|Cornell always had a twinkle in his eye|
One of the last conversations I had with Cornell, he invited me for "o mic," a little tsuika, he said with a twinkle in his eye while holding two fingers about a centimeter apart. Of course, he always served me more than a centimeter of tsuika... and a beer and water to chase it all down. We sat in the kitchen and talked about his life, in Romanian, of course. I've learned enough of the language that I could understand and keep him talking ("înteleg...sigur...da da").
He pointed out to the garden and around the house and said, "this is my life. Everything that is important to me is right here, my family, my garden," and pointing around the neighborhood, "and my friends." He talked with pride about how successful his daughter and son have become, and how big his daughter's new home is, and how proud he was of his two granddaughters. He talked about how he could walk around the neighborhood and say hello to everyone he meets because they are all good people and he knows them well. I wanted to ask him to introduce me to his friend who makes the tsuika from the apples in his garden, but I thought that could wait until later (after I practiced how to say that in Romanian).

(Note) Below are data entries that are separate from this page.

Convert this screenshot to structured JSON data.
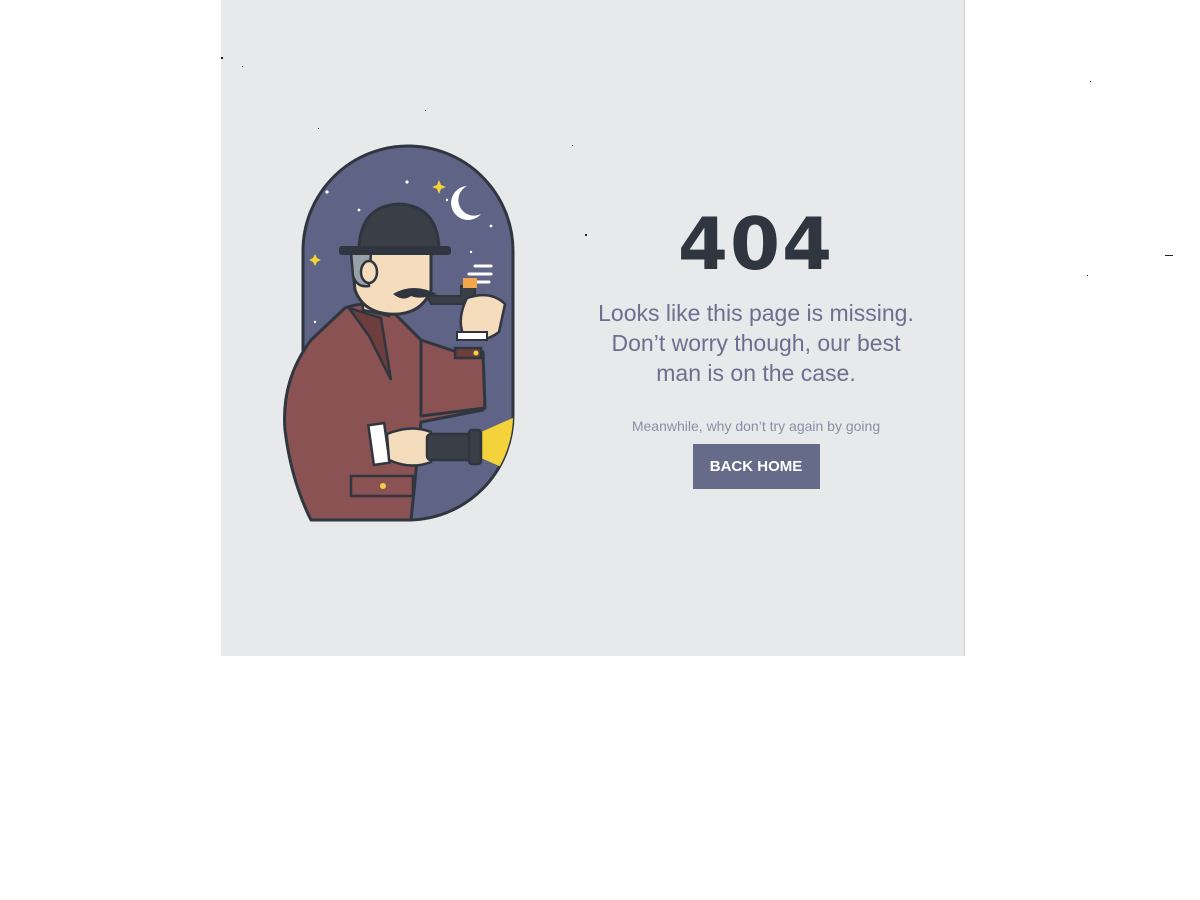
{
  "error": {
    "code": "404",
    "message_lines": [
      "Looks like this page is missing.",
      "Don’t worry though, our best",
      "man is on the case."
    ],
    "hint": "Meanwhile, why don’t try again by going",
    "button_label": "BACK HOME"
  },
  "illustration": {
    "subject": "detective-with-pipe-and-flashlight",
    "colors": {
      "sky": "#5f6385",
      "coat": "#8a5252",
      "outline": "#2f363f",
      "skin": "#f4dcbc",
      "hat": "#3a3f47",
      "moon": "#ffffff",
      "light": "#f3d23b"
    }
  },
  "colors": {
    "panel_bg": "#e8e9eb",
    "heading": "#2f363f",
    "text": "#6c6f8f",
    "button_bg": "#676b8a",
    "button_text": "#ffffff"
  }
}
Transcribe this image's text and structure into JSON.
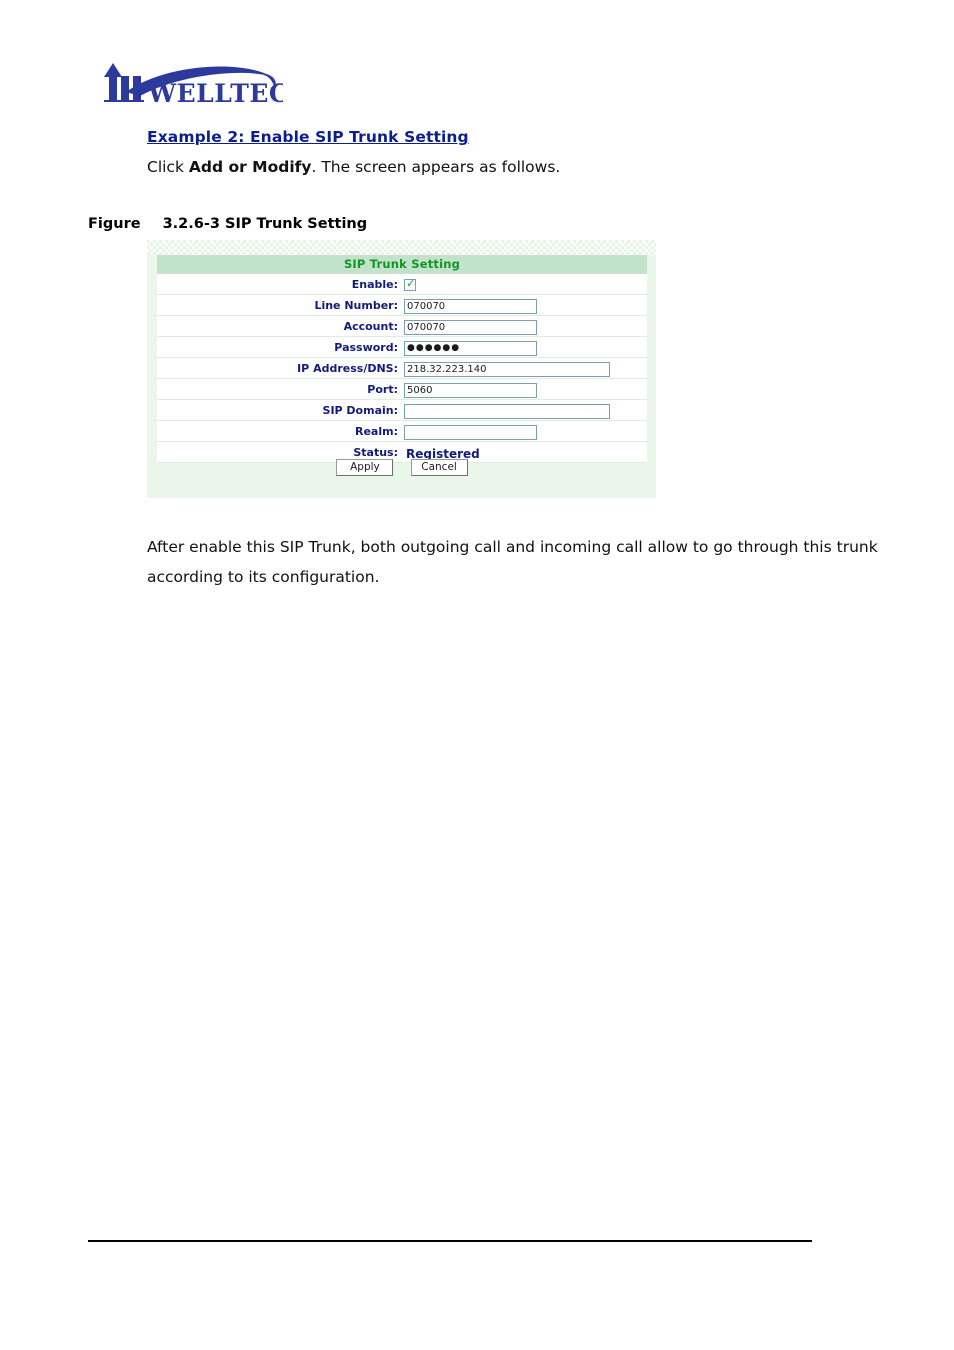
{
  "brand": {
    "logo_text": "WELLTECH",
    "logo_color": "#2c3b9b"
  },
  "document": {
    "example_heading": "Example 2: Enable SIP Trunk Setting",
    "click_prefix": "Click ",
    "click_bold": "Add or Modify",
    "click_suffix": ". The screen appears as follows.",
    "figure_label": "Figure",
    "figure_number_title": "3.2.6-3 SIP Trunk Setting",
    "after_paragraph": "After enable this SIP Trunk, both outgoing call and incoming call allow to go through this trunk according to its configuration."
  },
  "screenshot": {
    "panel_title": "SIP Trunk Setting",
    "header_bg": "#c3e2cc",
    "header_text_color": "#129622",
    "panel_bg": "#eaf6ea",
    "label_color": "#111b79",
    "rows": [
      {
        "label": "Enable:",
        "type": "checkbox",
        "checked": true,
        "check_glyph": "✓"
      },
      {
        "label": "Line Number:",
        "type": "text",
        "value": "070070",
        "width": "std"
      },
      {
        "label": "Account:",
        "type": "text",
        "value": "070070",
        "width": "std"
      },
      {
        "label": "Password:",
        "type": "password",
        "value": "●●●●●●",
        "width": "std"
      },
      {
        "label": "IP Address/DNS:",
        "type": "text",
        "value": "218.32.223.140",
        "width": "wide"
      },
      {
        "label": "Port:",
        "type": "text",
        "value": "5060",
        "width": "std"
      },
      {
        "label": "SIP Domain:",
        "type": "text",
        "value": "",
        "width": "wide"
      },
      {
        "label": "Realm:",
        "type": "text",
        "value": "",
        "width": "std"
      },
      {
        "label": "Status:",
        "type": "status",
        "value": "Registered"
      }
    ],
    "buttons": {
      "apply": "Apply",
      "cancel": "Cancel"
    }
  }
}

|Thanksgiving Dinner with Cornell, Luci, Bailey and Paul|
One of the "Cornell-isms" that I won't forget is his playful sense of humor. He had a way of ending a story about "Romanian life that didn't quite go as one would want things to turn out" with a gesture: a shrug, his palms would turn up, and his eyes would bulge out, which seemed to be a gesture of resignation, "What do you expect?" or "So what can you do?" One of my favorite stories he told went something like this: The Turks came in Romania and took what they could; the Hapsburgs came and took what they could; the Soviets came, now the EU and the the multinationals come... Then the shrug, "What can you do?"
The last conversation we had with him was when he came over to the apartment to ask us if we could help him with a surprise for his two granddaughters. He asked our advice on how to buy laptop computers, a sizable purchase by Romanian standards, and we planned to go shopping when we returned from our trip. He wanted to surprise his son and daughter with the gifts as much as his granddaughters. When we asked if his daughter could help us translate some of the technical details when we went shopping, he responded, "No, then it wouldn't be a surprise!"
|Cornell's birthday party|
|Pressing grapes on the back porch|
|Cami enjoying the fresh grape juice|
|Cornell, Luci and family|